  • Publish Date: Posted over 6 years ago
  • Author:by Alan Jarque

The Financial Conduct Authority (FCA) has launched a market study to assess how competition is functioning in the wholesale insurance broker sector and whether it could work better.

The FCA said it wants to ensure that the sector is working well, and fosters innovation and competition in the interests of its diverse range of clients.

The regulator explained that there have been remarkable changes in the wholesale insurance sector in recent years which have resulted in brokers developing new services and business practices.

As part of the study, the FCA said that it plans to explore how brokers compete in practice and whether they use their bargaining power to get clients a good deal, assess what conflicts of interest exist, how they are managed and how they affect competition and client outcomes and examine how broker conduct impacts on competition in the sector.

The FCA said it believes that effective competition contributes to ensuring London continues to be an international centre for insurance FCA executive director of strategy and competition Christopher Woolard said: “Given the size of the wholesale insurance sector and the type of large scale risks it covers, the way it functions can have a wide-ranging impact on the broader economy. If businesses cannot get appropriate cover or pay more for services than they should, it can impact on their ability to operate and grow. 

“Brokers play an important part in the wholesale insurance sector ensuring clients get appropriate coverage at good value. However, following significant changes in the sector, we are looking at the dynamics to ensure competition is working well.”

The FCA aims to publish an interim report in autumn next year which will plan out its analysis, preliminary conclusions and any potential solutions to address concerns.

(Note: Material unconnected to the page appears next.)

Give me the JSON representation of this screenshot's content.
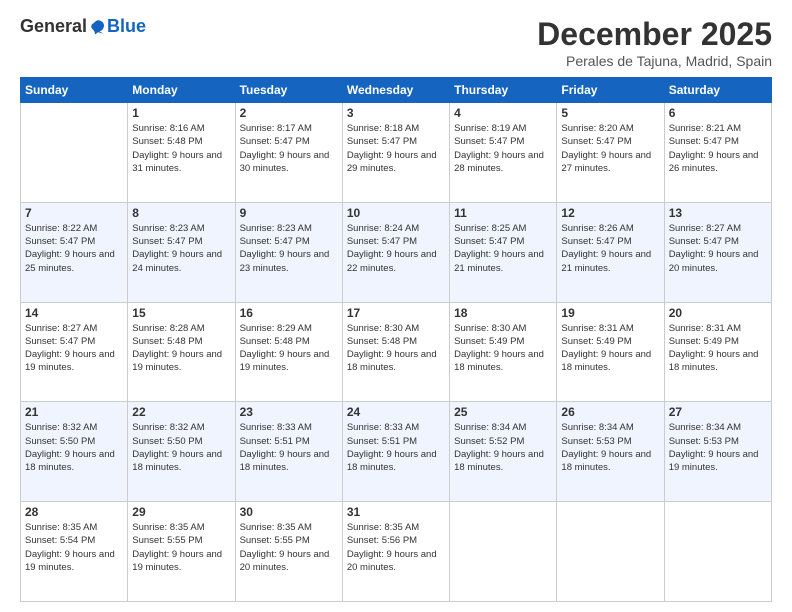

The London insurance market is one of the world’s leading centres for large scale, complex commercial and specialist risks, controlling more than £68bn in gross written premium.